PL: Can I ask you about your story, David?
David Fitzgerald: Well, I was raised here in Portland. I was born into a… situation that I see now wasn’t quite fair. I was raised poor, with struggling parents, in bad areas. I didn’t have much of an influence, other than, “go on, beat it, get outta here, do whatever you want.” And I went down the wrong road, and spend most of my life in foster care, or one institution or another, starting all the way back to Juvenile Hall, JDH, from there to MacLaren school for boys, from there to the county jail, from there to the Oregon State Correctional Institution, from there to the Oregon State penitentiary.
I’m 66 years old, I’ve spent 30 plus years locked up. All of that didn’t sit well with me, even though that’s what I did, I was always trying to figure out why I was like that, and, and I came to a conclusion that some of us were just born and that’s the way our lives were supposed to be. But I was wrong.
I had a parole officer that saw something in me, and she sent me to treatment at a certain time in my life, and it was good timing, because something happened for me in that place, I saw, from being there, the result of that was an accumulation of my life up to that point and that I wanted out. I wanted something different. I saw that example in another human being in a Narcotics Anonymous meeting, that gave me enough hope, that if he could make the change then maybe, just maybe I could. I had hope and I thought “maybe” and so I started fighting for my life. That was 20 years ago and I got clean, and I’ve stayed clean ever since, I’ve worked at the recovery mental program for about 16 years, I’m married, I have a child who’s a good kid, he’s an honor student at St. Helens middle school. And yeah, that’s pretty much my story.
PL: It sounds like you guys are pretty interested in that “healing ripple effect” that you were talking about before. What made you chose film for [fulfilling that purpose]?

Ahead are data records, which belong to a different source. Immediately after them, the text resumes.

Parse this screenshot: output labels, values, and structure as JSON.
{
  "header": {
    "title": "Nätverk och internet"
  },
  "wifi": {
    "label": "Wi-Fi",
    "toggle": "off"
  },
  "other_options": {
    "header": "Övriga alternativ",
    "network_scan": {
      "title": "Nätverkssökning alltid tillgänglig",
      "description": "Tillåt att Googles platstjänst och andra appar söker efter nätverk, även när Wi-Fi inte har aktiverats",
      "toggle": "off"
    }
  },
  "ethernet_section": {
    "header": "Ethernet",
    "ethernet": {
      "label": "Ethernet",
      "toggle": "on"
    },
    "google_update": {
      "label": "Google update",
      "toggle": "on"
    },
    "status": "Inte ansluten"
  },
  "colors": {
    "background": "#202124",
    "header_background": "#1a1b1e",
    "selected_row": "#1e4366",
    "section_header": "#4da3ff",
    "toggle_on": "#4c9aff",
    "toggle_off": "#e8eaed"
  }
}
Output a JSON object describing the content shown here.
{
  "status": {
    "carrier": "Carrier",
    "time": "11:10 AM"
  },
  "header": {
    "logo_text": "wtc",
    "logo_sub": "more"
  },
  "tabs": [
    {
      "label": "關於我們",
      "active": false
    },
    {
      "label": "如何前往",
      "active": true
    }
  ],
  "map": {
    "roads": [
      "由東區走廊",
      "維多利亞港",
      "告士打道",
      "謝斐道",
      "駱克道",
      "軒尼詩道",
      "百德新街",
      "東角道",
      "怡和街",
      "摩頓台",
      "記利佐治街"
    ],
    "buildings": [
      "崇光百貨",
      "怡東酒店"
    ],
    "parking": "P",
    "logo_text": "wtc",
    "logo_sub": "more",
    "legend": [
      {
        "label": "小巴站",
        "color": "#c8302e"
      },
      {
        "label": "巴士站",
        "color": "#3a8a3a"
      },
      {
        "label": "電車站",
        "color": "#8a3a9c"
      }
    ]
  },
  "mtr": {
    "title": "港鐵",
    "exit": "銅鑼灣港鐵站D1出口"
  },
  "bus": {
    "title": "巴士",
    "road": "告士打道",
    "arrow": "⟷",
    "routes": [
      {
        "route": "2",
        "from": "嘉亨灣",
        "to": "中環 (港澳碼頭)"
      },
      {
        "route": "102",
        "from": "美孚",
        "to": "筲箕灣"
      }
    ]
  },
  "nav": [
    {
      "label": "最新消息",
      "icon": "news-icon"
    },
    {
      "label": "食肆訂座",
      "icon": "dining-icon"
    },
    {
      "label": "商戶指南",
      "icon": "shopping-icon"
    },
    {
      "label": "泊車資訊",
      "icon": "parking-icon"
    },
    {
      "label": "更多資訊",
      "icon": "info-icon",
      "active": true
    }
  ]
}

BL: Well the thing I like about film is that, especially with Cinéma vérité documentaries (a style of documentary attempting to achieve authenticity while understating the presence of the filmmaker), I have, the potential at least, the opportunity, to kind of get out of the way and just show David and these other people in action, and you have those unscripted real-life moments that you can never create on your own, they wouldn’t have the authenticity. It’s an unfiltered look at worlds that people often don’t get to see, and I feel like that’s what film can offer, it can take you into someone’s world and kind of, poetically, narratively, and magically, without you even realizing it, challenging you to broaden your scope of empathy, and so suddenly you understand, perhaps, why people behave the way they do, and the difference between you and then gets minimized. And when that difference is minimized, I feel like true change can happen. Because suddenly it’s not “oh those people”, it’s like you see yourself in them, and you’re more likely, I think, to understand them and extend them, you know, the empathy and consideration that they all deserve.
PL: Finally, what advice would you have for young people today, either Lewis & Clark students or otherwise?
DF: In my opinion, if there’s any one thing that matters in all of this, it’s not money, its not fame and it’s not anything other than what is it that you’ve done that has been a benefit to somebody else, period. If anything matters, [helping others] matters more than anything else.
BL:(Laughs) What he said.